I don’t intend to throw a blanket of negativity over the experience or provide excuses for the aspects of the project that didn’t turn out as expected. I’m hoping to represent this experience as truthfully and transparently as it happened and illuminate the challenges and mistakes we made along the way. I’m not going to lie; it was a lot of work on my part as a coordinator. I struggled to mediate between a specialist well versed in the language of formal institutions and technical engineering language, and three young people with whom that language does not serve. I had to ensure that the workshop did not become dreadfully boring and energy-consuming for those who struggle in normal classroom settings. It was important that every minute the young people were using their hands to construct things and that the methodology used throughout the past six weeks of workshops was continued. I also had to make sure that sufficient attention was dedicated to all the young people participating, not just those with a technical background like Pablo. Having to navigate the situation in another language and keep all of these considerations in mind was not easy. Nevertheless, the final product was a great success and the process left me with some interesting reflections. The workshop was a very valuable experience for the young people. They absolutely loved the opportunity for hands-on involvement in constructing a system themselves. While the hours ticked by and I expected them to lose interest and energy, they surprised me by staying in the classroom we were using until the bike was completely finished. Later that day, everyone had the chance to pedal around and use the power of the sun to inform the community about the events that would be taking place in the plaza at night (aka blast our little solar powered amplifier at peak volume). The bike is pretty heavy with the module, battery and amplifier, but the most challenging part is gaining a solid balance. By the time Pablo was finally able to propel the bike forward and start moving I was grinning uncontrollably. I swear, I’ll never forget the image of him pedaling away from us down the streets of Cabelo Seco, the sun glinting brightly off the solar panel roof.

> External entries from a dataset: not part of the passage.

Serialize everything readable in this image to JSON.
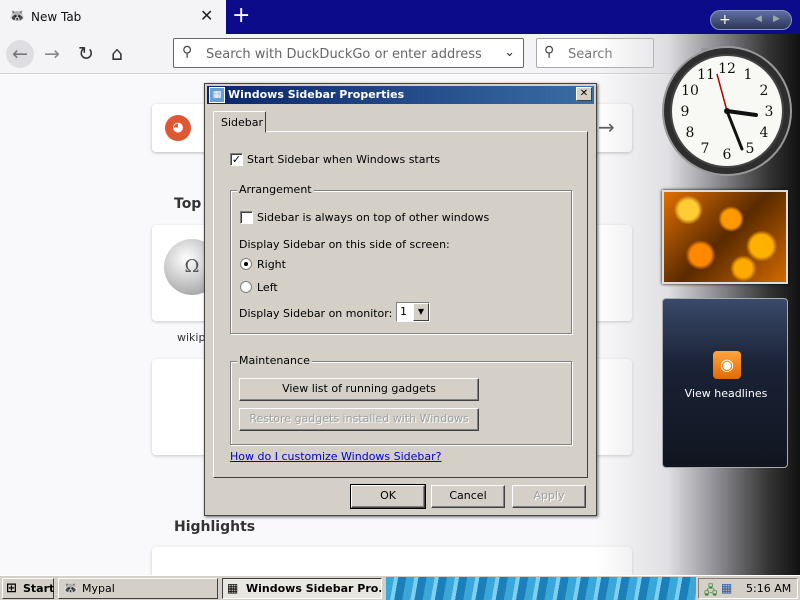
{
  "browser": {
    "tab_title": "New Tab",
    "tab_close_glyph": "✕",
    "new_tab_glyph": "+",
    "url_placeholder": "Search with DuckDuckGo or enter address",
    "search_placeholder": "Search",
    "top_sites_heading": "Top S",
    "wiki_label": "wikipe",
    "highlights_heading": "Highlights"
  },
  "dialog": {
    "title": "Windows Sidebar Properties",
    "tab_label": "Sidebar",
    "start_sidebar_label": "Start Sidebar when Windows starts",
    "start_sidebar_checked": true,
    "arrangement_title": "Arrangement",
    "always_on_top_label": "Sidebar is always on top of other windows",
    "always_on_top_checked": false,
    "side_label": "Display Sidebar on this side of screen:",
    "right_label": "Right",
    "left_label": "Left",
    "selected_side": "Right",
    "monitor_label": "Display Sidebar on monitor:",
    "monitor_value": "1",
    "maintenance_title": "Maintenance",
    "view_gadgets_label": "View list of running gadgets",
    "restore_gadgets_label": "Restore gadgets installed with Windows",
    "help_link": "How do I customize Windows Sidebar?",
    "ok_label": "OK",
    "cancel_label": "Cancel",
    "apply_label": "Apply"
  },
  "sidebar": {
    "feed_label": "View headlines",
    "clock_time": "5:16"
  },
  "taskbar": {
    "start_label": "Start",
    "task_mypal": "Mypal",
    "task_sidebar": "Windows Sidebar Pro...",
    "clock": "5:16 AM"
  },
  "colors": {
    "tab_strip": "#0c0c8a",
    "dialog_face": "#d4d0c8",
    "title_bar": "#0a246a",
    "link": "#0000cc"
  }
}
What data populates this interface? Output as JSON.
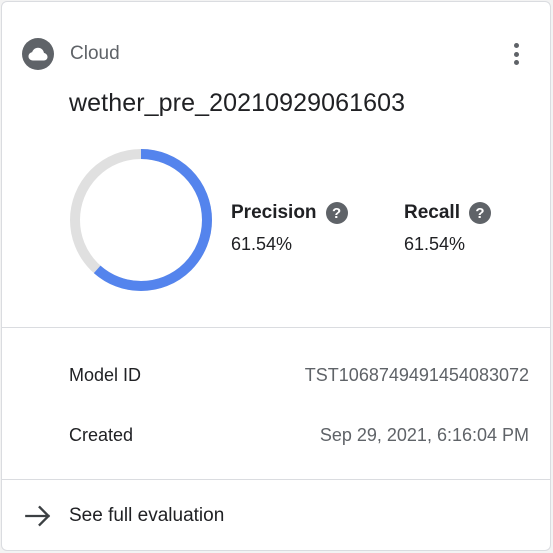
{
  "card": {
    "source": {
      "icon": "cloud-icon",
      "label": "Cloud"
    },
    "menu_icon": "more-vert-icon",
    "model_name": "wether_pre_20210929061603",
    "evaluation": {
      "donut_fraction": 0.6154,
      "colors": {
        "filled": "#5484ed",
        "track": "#e0e0e0"
      },
      "precision": {
        "label": "Precision",
        "value": "61.54%",
        "help_icon": "help-icon"
      },
      "recall": {
        "label": "Recall",
        "value": "61.54%",
        "help_icon": "help-icon"
      }
    },
    "details": [
      {
        "label": "Model ID",
        "value": "TST1068749491454083072"
      },
      {
        "label": "Created",
        "value": "Sep 29, 2021, 6:16:04 PM"
      }
    ],
    "footer": {
      "icon": "arrow-forward-icon",
      "label": "See full evaluation"
    }
  }
}
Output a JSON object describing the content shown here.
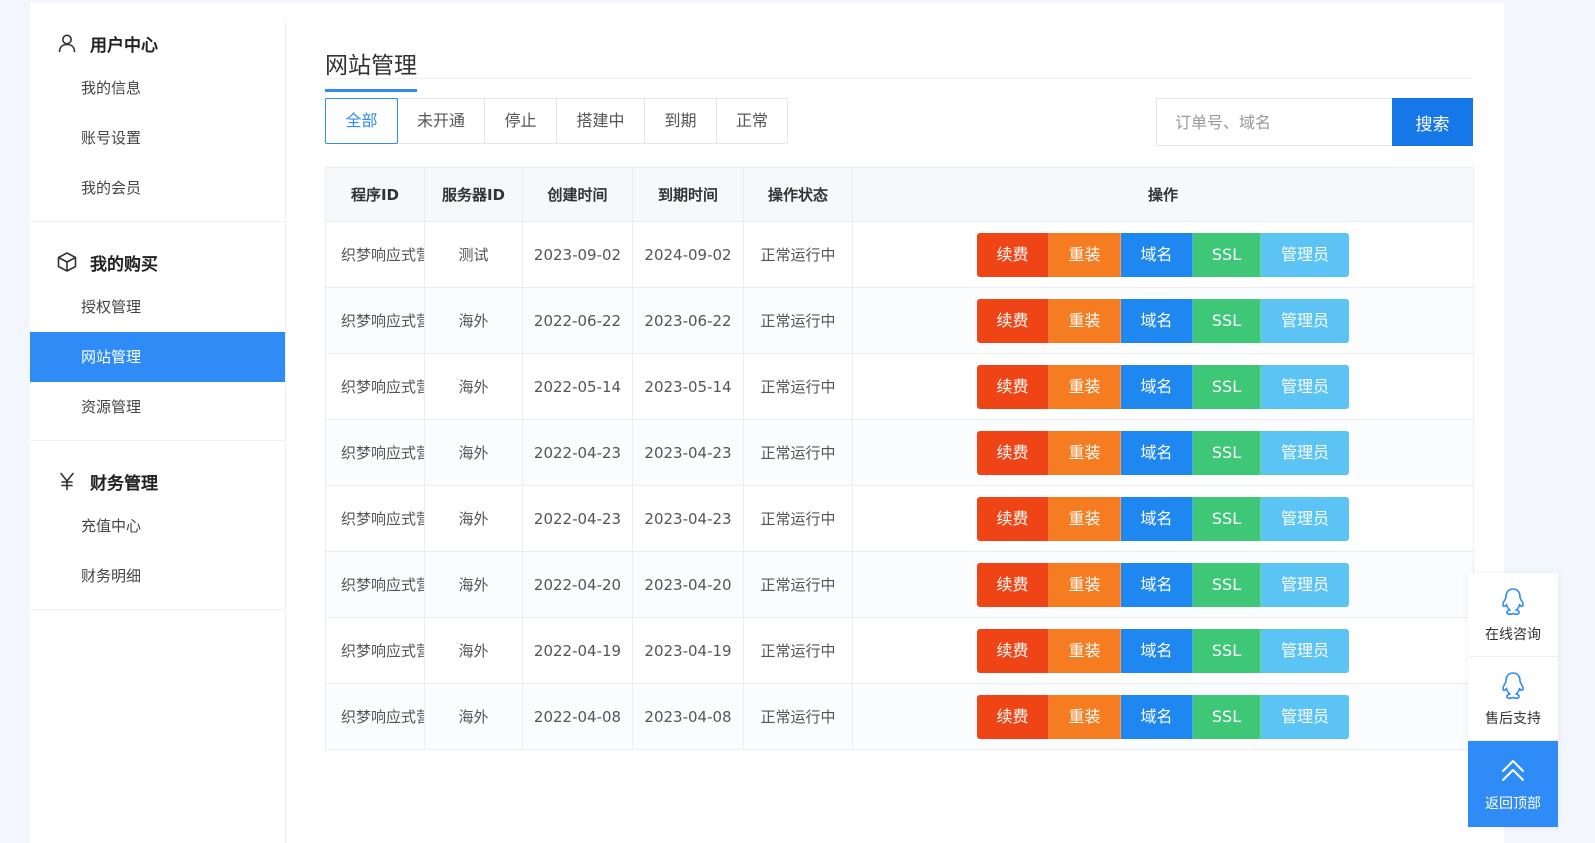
{
  "sidebar": {
    "groups": [
      {
        "title": "用户中心",
        "icon": "user-icon",
        "items": [
          {
            "label": "我的信息"
          },
          {
            "label": "账号设置"
          },
          {
            "label": "我的会员"
          }
        ]
      },
      {
        "title": "我的购买",
        "icon": "box-icon",
        "items": [
          {
            "label": "授权管理"
          },
          {
            "label": "网站管理",
            "active": true
          },
          {
            "label": "资源管理"
          }
        ]
      },
      {
        "title": "财务管理",
        "icon": "yen-icon",
        "items": [
          {
            "label": "充值中心"
          },
          {
            "label": "财务明细"
          }
        ]
      }
    ]
  },
  "main": {
    "title": "网站管理",
    "filters": [
      "全部",
      "未开通",
      "停止",
      "搭建中",
      "到期",
      "正常"
    ],
    "active_filter": "全部",
    "search": {
      "placeholder": "订单号、域名",
      "value": "",
      "button": "搜索"
    },
    "table": {
      "headers": [
        "程序ID",
        "服务器ID",
        "创建时间",
        "到期时间",
        "操作状态",
        "操作"
      ],
      "actions": [
        {
          "label": "续费",
          "color": "#ef4415"
        },
        {
          "label": "重装",
          "color": "#f57c20"
        },
        {
          "label": "域名",
          "color": "#1e88f0"
        },
        {
          "label": "SSL",
          "color": "#3fc778"
        },
        {
          "label": "管理员",
          "color": "#5bc4f5"
        }
      ],
      "rows": [
        {
          "program": "织梦响应式营",
          "server": "测试",
          "created": "2023-09-02",
          "expires": "2024-09-02",
          "status": "正常运行中"
        },
        {
          "program": "织梦响应式营",
          "server": "海外",
          "created": "2022-06-22",
          "expires": "2023-06-22",
          "status": "正常运行中"
        },
        {
          "program": "织梦响应式营",
          "server": "海外",
          "created": "2022-05-14",
          "expires": "2023-05-14",
          "status": "正常运行中"
        },
        {
          "program": "织梦响应式营",
          "server": "海外",
          "created": "2022-04-23",
          "expires": "2023-04-23",
          "status": "正常运行中"
        },
        {
          "program": "织梦响应式营",
          "server": "海外",
          "created": "2022-04-23",
          "expires": "2023-04-23",
          "status": "正常运行中"
        },
        {
          "program": "织梦响应式营",
          "server": "海外",
          "created": "2022-04-20",
          "expires": "2023-04-20",
          "status": "正常运行中"
        },
        {
          "program": "织梦响应式营",
          "server": "海外",
          "created": "2022-04-19",
          "expires": "2023-04-19",
          "status": "正常运行中"
        },
        {
          "program": "织梦响应式营",
          "server": "海外",
          "created": "2022-04-08",
          "expires": "2023-04-08",
          "status": "正常运行中"
        }
      ]
    }
  },
  "float_bar": {
    "consult": {
      "label": "在线咨询",
      "icon": "qq-icon"
    },
    "support": {
      "label": "售后支持",
      "icon": "qq-icon"
    },
    "top": {
      "label": "返回顶部",
      "icon": "chevron-double-up-icon"
    }
  }
}
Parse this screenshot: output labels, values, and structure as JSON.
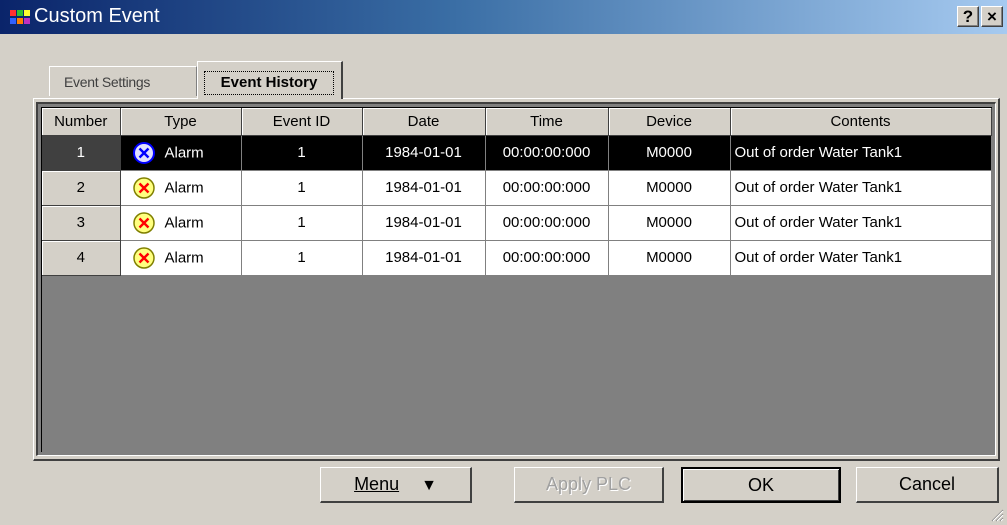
{
  "window": {
    "title": "Custom Event",
    "help_label": "?",
    "close_label": "×"
  },
  "tabs": [
    {
      "label": "Event Settings",
      "active": false
    },
    {
      "label": "Event History",
      "active": true
    }
  ],
  "grid": {
    "columns": [
      "Number",
      "Type",
      "Event ID",
      "Date",
      "Time",
      "Device",
      "Contents"
    ],
    "rows": [
      {
        "number": "1",
        "type": "Alarm",
        "event_id": "1",
        "date": "1984-01-01",
        "time": "00:00:00:000",
        "device": "M0000",
        "contents": "Out of order Water Tank1",
        "selected": true
      },
      {
        "number": "2",
        "type": "Alarm",
        "event_id": "1",
        "date": "1984-01-01",
        "time": "00:00:00:000",
        "device": "M0000",
        "contents": "Out of order Water Tank1",
        "selected": false
      },
      {
        "number": "3",
        "type": "Alarm",
        "event_id": "1",
        "date": "1984-01-01",
        "time": "00:00:00:000",
        "device": "M0000",
        "contents": "Out of order Water Tank1",
        "selected": false
      },
      {
        "number": "4",
        "type": "Alarm",
        "event_id": "1",
        "date": "1984-01-01",
        "time": "00:00:00:000",
        "device": "M0000",
        "contents": "Out of order Water Tank1",
        "selected": false
      }
    ]
  },
  "buttons": {
    "menu_label": "Menu",
    "menu_arrow": "▼",
    "apply_label": "Apply PLC",
    "ok_label": "OK",
    "cancel_label": "Cancel"
  },
  "icons": {
    "alarm_icon": "alarm-x-icon",
    "alarm_selected_color": "#0000ff",
    "alarm_color": "#ff0000"
  }
}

The third Beleza Amazônica Festival centered on the young people as art educators, researchers and coordinators of their own projects, presenting the culmination of a year of workshops and courses. On Friday night we had an open dialogue focused on “segurança ecosocial” “eco-social security” with two members of the Military Police force. This conversation opened a space where the community and the police could dialogue about how to solve the issue of violence in the region. We made the solar energy project relevant in this discussion by tying in the idea of environmental security threatened by a violent development model.
On Saturday night a variety of dance presentations were held in the small plaza in the heart of Cabelo Seco. Little girls in bright skirts and glittery make-up pranced around the stage we constructed under strings of lights. The bici-radio leaned against a wall behind the stage, welcoming curious glances and questions. The night closed with a very impressive performance by the dance company AfroMundi, which expressed the tragic consequences of a hydroelectric dam and further destruction of the Amazon. As soon as there are videos available I will share them! On Sunday morning rainy conditions almost cancelled our bicicletada. It was a bit of a blessing to wake up at 7am to the patter of rain on the ceramic roof tiles and realize I could get another two hours of desperately needed sleep, but after experiencing the last bicicletada I was also disappointed. The younger generation of Cabelo Seco was also disappointed and not as easily defeated. The whole morning they clamored at our window, hanging on the metal bars and groaning, pointing at the sky and the street to show that the rain was drying up. We finally allowed them to mobilize community and by midday we had a solid group of screaming, whistling bike riders covered in solar energy ribbons.